  10. Tatsiramos, K (2009). "Geographic Labour Mobility and Unemployment Insurance in Europe". Journal of Population Economics. 22 (2): 267–283. CiteSeerX doi:10.1007/s00148-008-0194-7.
  11. Hine, Julian (2003). Transport Disadvantage and Social Exclusion. Aldershot, England: Ashgate. pp. 81–87. ISBN 978-0-7546-1847-8.
  12. Kim, Y. Y. (2010). "Female individualization?: Transnational mobility and media consumption of Asian women". Media, Culture and Society. 32 (1): 25–43. doi:10.1177/0163443709350096.
  13. Nancy, L.; Kaivan, M. (2011). "Women as agents of change: Female income and mobility in India". Journal of Development Economics. 94 (1): 941–17. doi:10.1016/j.jdeveco.2010.01.002. PMC 3850789. PMID 24319310.
  14. Ramesh, S. S.; Ganju, D. D.; Mahapatra, B. B.; Mishra, R. M.; Saggurti, N. N. (2012). "Relationship between mobility, violence and HIV/STI among female sex workers in Andhra Pradesh, India". BMC Public Health. 12 (1): 764. doi:10.1186/1471-2458-12-764. PMC 3490918. PMID 22967276.

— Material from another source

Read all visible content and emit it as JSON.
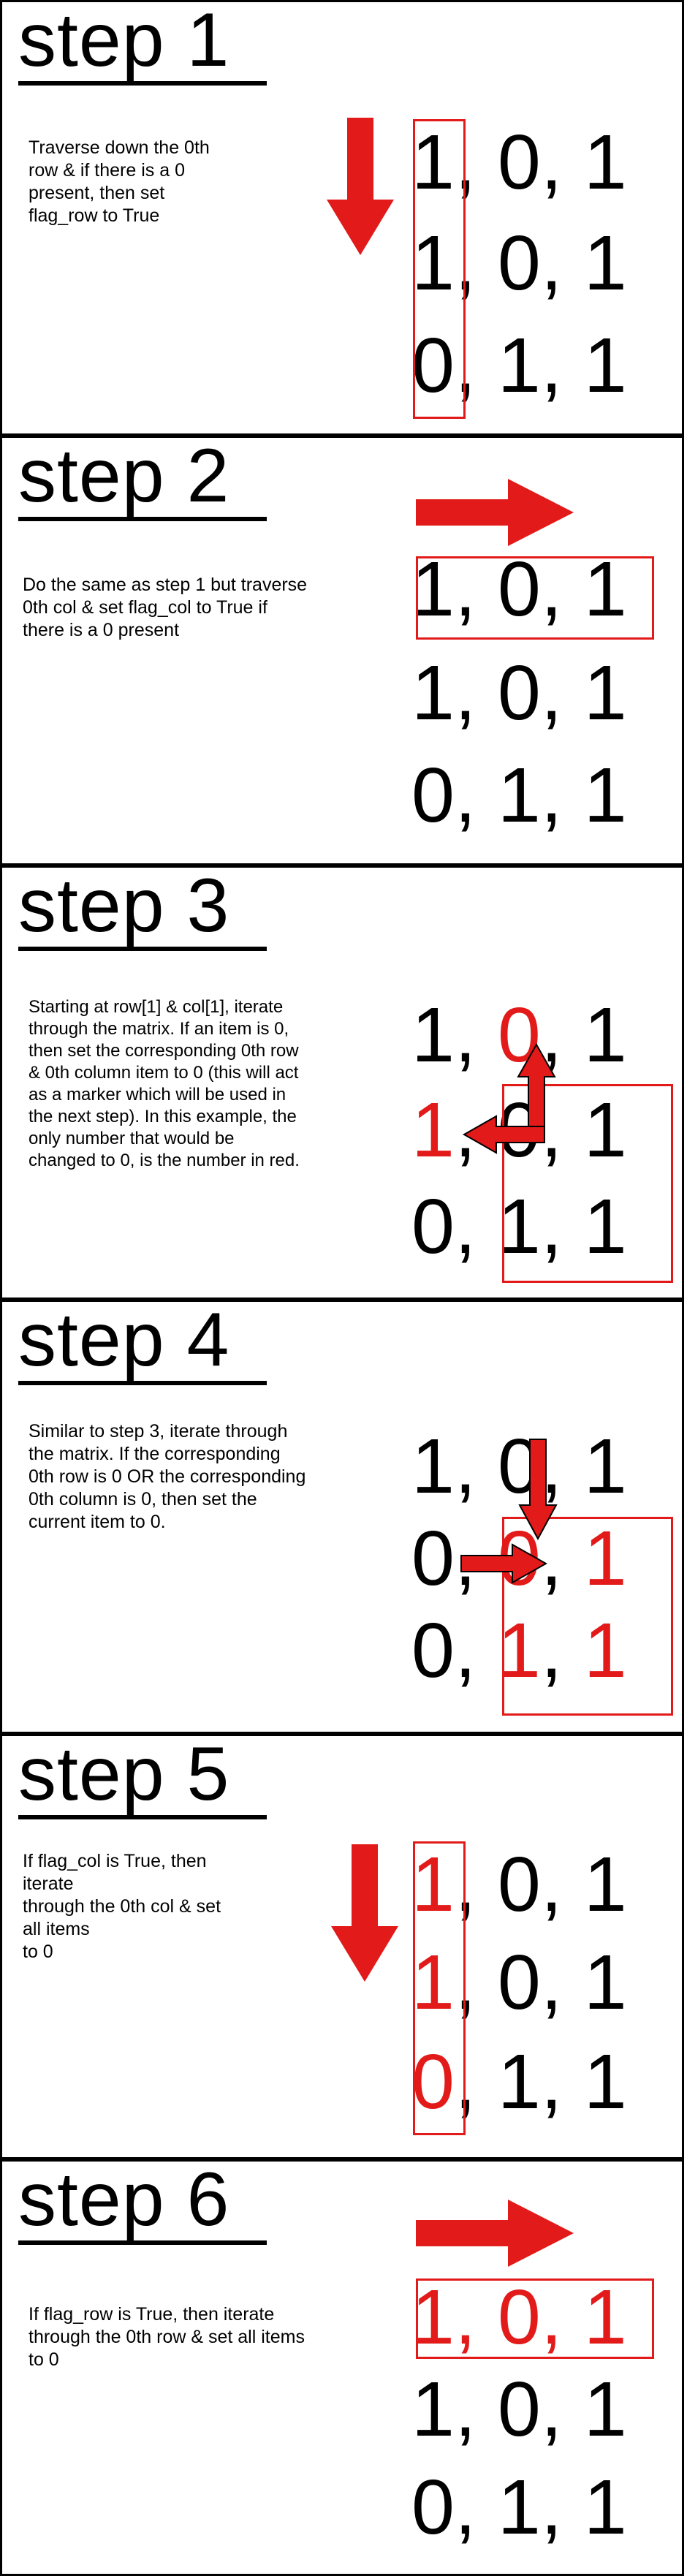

  15. deParle, Jason, "A Good Provider is One Who Leaves" New York Times, April 22, 2007.
  16. Naess, Peter (2008). Gender Differences in the Influences of Urban Structure on Daily Travel. Aldershot England: Ashgate. pp. 176–177. ISBN 978-0-7546-7501-3.
  17. Gillespie, Brian Joseph (2015). "Residential Mobility and Change and Continuity in Parenting Processes". Journal of Research on Adolescence. 25 (2): 279–94. doi:10.1111/jora.12114.
  18. Gillespie, Brian Joseph (2013). "Adolescent Behavior and Achievement, Social Capital, and the Timing of Geographic Mobility". Advances in Life Course Research. 18 (3): 223–33. doi:10.1016/j.alcr.2013.07.001. PMID 24796561.
  19. Schoenbaum, N (2012). "Mobility Measures". Brigham Young University Law Review. 2012 (4): 1169.
  20. Ryan, C., Sinning, M., & National Centre for Vocational Education, R. (2012). The Training Requirements of Foreign-Born Workers in Different Countries. National Centre For Vocational Education Research (NCVER)
  21. Blossfeld, Hans-Peter (2009). Life Course Inequalities in the Globalisation Process. Burlington, VT: Ashgate. p. 59. ISBN 978-0-7546-7495-5.
  22. Travers, T. (2007). Population mobility and service provision: a report for London Councils.
  23. Frei, Andreas (2009). Mobilities and Social Network Geography: Size and Spatial Dispersion- the Zurich Case Study. Bloomfield, VA: Ashgate. pp. 102–104. ISBN 978-0-7546-7495-5.
This article is issued from Wikipedia. The text is licensed under Creative Commons - Attribution - Sharealike. Additional terms may apply for the media files.